      From a supervisor’s standpoint in relation to the incident you mention, is the immediacy of the need for the correction to be made. For example, if the professor was teaching a class that afternoon and had to have that access to teach the class, at that point in time the need of the supervisor is not to know the reason the professor wasn’t added (though that will be important later to make sure it doesn’t happen again) but to get the professor added in as soon as possible, regardless of the reason. If it takes an extended amount of time to determine the cause of the problem, and then fix the root of the problem, the supervisor is not going to be happty because their need was not met. And that then leads to conflict with the supervisor. Which is exactly the point of your blog – aspies don’t always recognize there are social cues even in tasks that are given. Then if tracking down the root of the problem takes longer than it would have to just address the issue, the supervisor is upset. This is where the two “needs” run headlong into each other. Neither is wrong in their needs – the needs are just different.
      And just so you know, if I want a problem tracked down in our Angel system, you are the one I want on the job!

      • In this particular case, there wasn’t a tremendous time pressure, but that brings up another point. We have rules governing who has access to our system and when. Usually, by the time the rules are satisfied, my automation has it handled in less than three hours, so it’s very rare that I’m asked to do it by hand. If that situation were to come up, though, I’d at least verify that the rules were satisfied before manually granting access. I won’t break the rules.

  3. Kristin

    I recognize my son, that is just incredible! I used to say, when he was about 14 month old, that he “played with words as other kids with a balloon”, and that was – and is – soooo true. Today it has become the word-based humour and love of pictural metaphores you mention – and he does it in three languages, playing with the different senses of words in all three (we are both bilingual german/french and he’s learning english). He loves to confuse me in using the different meanings of one and the same word, the sound of it in another language and so on.
    And I’m soooo glad I can follow you on this blog! I understand so much better!

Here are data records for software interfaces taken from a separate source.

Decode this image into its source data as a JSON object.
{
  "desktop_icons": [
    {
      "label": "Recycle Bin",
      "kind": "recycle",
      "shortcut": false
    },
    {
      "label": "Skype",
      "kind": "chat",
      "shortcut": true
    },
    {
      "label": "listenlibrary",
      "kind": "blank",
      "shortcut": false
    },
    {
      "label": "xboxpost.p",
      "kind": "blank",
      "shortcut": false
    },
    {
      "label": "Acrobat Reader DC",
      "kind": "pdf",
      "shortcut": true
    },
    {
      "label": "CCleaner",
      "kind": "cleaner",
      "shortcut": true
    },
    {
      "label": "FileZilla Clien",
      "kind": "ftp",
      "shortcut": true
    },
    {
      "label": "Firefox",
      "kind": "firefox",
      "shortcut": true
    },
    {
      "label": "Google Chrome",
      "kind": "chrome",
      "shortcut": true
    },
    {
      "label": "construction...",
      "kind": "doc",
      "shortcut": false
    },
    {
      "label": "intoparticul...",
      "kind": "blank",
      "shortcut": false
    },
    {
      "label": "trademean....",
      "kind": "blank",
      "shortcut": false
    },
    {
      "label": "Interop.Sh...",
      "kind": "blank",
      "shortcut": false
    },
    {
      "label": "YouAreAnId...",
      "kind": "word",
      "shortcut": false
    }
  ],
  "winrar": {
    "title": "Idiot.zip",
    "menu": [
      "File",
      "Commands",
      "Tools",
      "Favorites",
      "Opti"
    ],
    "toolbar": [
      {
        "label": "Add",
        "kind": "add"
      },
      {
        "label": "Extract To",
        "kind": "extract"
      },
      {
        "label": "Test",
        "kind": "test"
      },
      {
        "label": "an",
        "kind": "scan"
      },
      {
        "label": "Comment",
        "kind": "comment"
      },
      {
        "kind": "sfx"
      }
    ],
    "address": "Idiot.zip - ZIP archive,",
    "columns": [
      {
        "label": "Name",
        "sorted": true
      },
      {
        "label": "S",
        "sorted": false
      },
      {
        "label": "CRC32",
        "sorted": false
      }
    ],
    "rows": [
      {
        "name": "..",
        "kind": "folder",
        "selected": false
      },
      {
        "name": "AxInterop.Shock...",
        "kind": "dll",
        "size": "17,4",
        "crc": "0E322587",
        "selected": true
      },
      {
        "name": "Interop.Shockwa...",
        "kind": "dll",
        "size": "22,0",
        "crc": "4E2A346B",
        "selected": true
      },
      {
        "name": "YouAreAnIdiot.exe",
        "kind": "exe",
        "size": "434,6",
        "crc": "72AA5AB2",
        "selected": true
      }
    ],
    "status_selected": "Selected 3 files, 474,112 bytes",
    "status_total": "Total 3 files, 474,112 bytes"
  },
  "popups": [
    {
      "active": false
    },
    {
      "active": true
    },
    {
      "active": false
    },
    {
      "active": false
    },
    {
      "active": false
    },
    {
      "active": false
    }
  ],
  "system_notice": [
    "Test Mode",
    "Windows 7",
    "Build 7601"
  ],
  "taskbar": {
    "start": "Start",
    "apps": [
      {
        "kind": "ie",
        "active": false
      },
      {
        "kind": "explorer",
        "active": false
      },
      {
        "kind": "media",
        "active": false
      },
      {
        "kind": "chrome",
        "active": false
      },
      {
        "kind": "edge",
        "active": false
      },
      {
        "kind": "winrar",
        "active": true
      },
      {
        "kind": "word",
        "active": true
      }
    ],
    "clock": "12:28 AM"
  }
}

Leave a Reply

Fill in your details below or click an icon to log in:

WordPress.com Logo

You are commenting using your WordPress.com account. Log Out /  Change )

Google+ photo

You are commenting using your Google+ account. Log Out /  Change )

Twitter picture

You are commenting using your Twitter account. Log Out /  Change )

Facebook photo

You are commenting using your Facebook account. Log Out /  Change )


Connecting to %s